Opened in 1910, the Kunsthaus Zürich is both museum and art gallery, and the perfect backdrop for its important collection of paintings and sculptures. Its extensive holdings of drawings and prints, photography and video art are exhibited in changing presentations. I was fortunate to spend a day late last year in its hallowed precincts and came away both awed and inspired!
The Kunsthaus Collection is constantly growing, particularly with the purchase of new art – so we are told at the reception that visitors can always expect to be surprised by new contemporary acquisitions. Smaller, temporary hangings with a thematic focus complement the collection presentation, creating space for encounters between works from different eras. When I was there, there were spotlights on Paul Gauguin, Chagall, The Hubert Looser Collection, Edvard Munch, etc and a day was just not enough!
Audio guides provided me with in-depth information on over 200 works and also on the Kunsthaus architecture (another area of personal interest, but maybe another post, another time on that).
This is what you see on your right when you enter The Kunsthaus Zürich:
Auguste Rodin – The Gates of Hell – 1880 to 1917
Old Masters Gallery

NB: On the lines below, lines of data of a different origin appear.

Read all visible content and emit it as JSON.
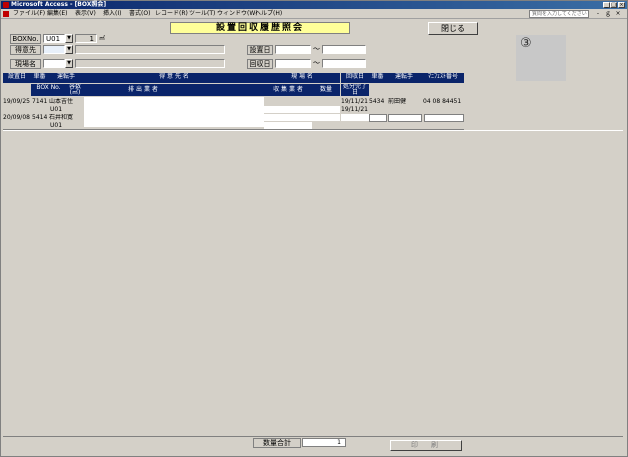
{
  "app": {
    "title": "Microsoft Access - [BOX照会]"
  },
  "titlebar_buttons": [
    "_",
    "□",
    "×"
  ],
  "menu": {
    "items": [
      "ファイル(F)",
      "編集(E)",
      "表示(V)",
      "挿入(I)",
      "書式(O)",
      "レコード(R)",
      "ツール(T)",
      "ウィンドウ(W)",
      "ヘルプ(H)"
    ],
    "help_placeholder": "質問を入力してください",
    "mdi_buttons": [
      "-",
      "ｇ",
      "×"
    ]
  },
  "form": {
    "title": "設置回収履歴照会",
    "close_label": "閉じる",
    "box_no_label": "BOXNo.",
    "box_no_value": "U01",
    "box_size_value": "1",
    "box_unit": "㎥",
    "client_label": "得意先",
    "site_label": "現場名",
    "install_label": "設置日",
    "collect_label": "回収日",
    "range_sep": "～",
    "circle_mark": "③",
    "combo_arrow": "▼"
  },
  "table": {
    "headers_row1": [
      "設置日",
      "車番",
      "運転手",
      "得 意 先 名",
      "現 場 名",
      "回収日",
      "車番",
      "運転手",
      "ﾏﾆﾌｪｽﾄ番号"
    ],
    "headers_row2": [
      "BOX No.",
      "容数(㎥)",
      "排 出 業 者",
      "収 集 業 者",
      "数量",
      "処分完了日"
    ],
    "records": [
      {
        "install_date": "19/09/25",
        "car_no": "7141",
        "driver": "山本吉住",
        "box_no": "U01",
        "collect_date": "19/11/21",
        "qty": "1",
        "dispose_date": "19/11/21",
        "collect_car": "5434",
        "collect_driver": "前田健",
        "manifest": "04 08 84451"
      },
      {
        "install_date": "20/09/08",
        "car_no": "5414",
        "driver": "石井和寛",
        "box_no": "U01"
      }
    ]
  },
  "footer": {
    "total_label": "数量合計",
    "total_value": "1",
    "print_label": "印　刷"
  }
}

Among the many themes, periods and galleries (another time, another post maybe?), particularly impressive was its ‘Old Masters’ Gallery. Medieval sculptures and the late Gothic panels of the Master of the Carnation open the collection. 17th century Netherlandish painting is comprehensively represented with outstanding works by Rembrandt, Rubens and Ruisdael. A small but significant group of paintings by Claude Lorrain, Domenichino and others evokes the concurrent artistic activities in Rome; the Venetian settecento is represented with works by equally fine artists, from Tiepolo to Guardi. More unusual are the paintings by Post Reformation artists in Zürich – from the portraitist Hans Aspers to John Henry Fuseli, eccentric genius and leading light of European Classicism.
Here is a sample collection, in the order that I viewed them and spent much time on, amazed at the versatility and the genius of the artists showcased.
Bartolomeo Montagna: Cross-Bearing Christ – 1515
Francesco Fiorentino: Mary with Jesus – 1460
Francesco Fracanzano: The Madonna and Peter – 1637
Sebastiano Ricci: Nessus abducts Deianeira – 1700
Mathias Stom: Christ and the samaritan woman – 1630
Orpheus and Eurydice from Pluto and Proserpina in the under far – 1635
Giovanni Antonio Pellegrini: Venus and satyr – 1720
Giovanni Antonio Canaletto: Receiving an ambassador before the Doge’s Palace – 1730
Workshop of the ‘High Country Altars’ : Carrying Cross and Crucifixion – 1490
Hans Leu the Younger: John the Baptist and Mary with Infant Jesus – 1521
The Four Panels of Michael-Altars painted in 1490 – 1495 are depicted below:
‘Worship of the Christ by the Three Wise Men’ and ‘The Outpouring of the Spirit’
‘Transcending Lucifer’ and ‘The Last Judgement’
Another ‘Master’, Another Time – A plethora of Paintings Galore . . .
Continuing on the same theme, we encounter Berner the Younger with his ‘The Presentation of Christ’ circa 1495 depicted below:
Saint Onophrius by Master Darmsatdter circa 1460
Three great Paintings by Munich Master Marientafein follow:
The Annunciation / Birth of Christ – 1445
Christ on the Mount of Olives – Entombment of Christ – 1445
And the beautifully framed painting by Joos van Cleve of Mary with Christ circa 1515 depicted as above.
Hans Memling: Saint Jerome – Late 14th Century
Master Morrison: Presentation of Christ before Pilate – 1510
Joos van Cleve: Lucretia – 1515
Adriaen Isenbrandt: The escape to Egypt – 1525
As I sign off this post with a theme perhaps appropriate for the festive Season of Christmas and New Year, here is a New year Resolution that I will blog more often in 2014 than I have in 2013!
Here’s wishing all of you a Happy and Prosperous New Year 2014 – the office chose one of my photographs as part of the Heritage Series for their New Year card.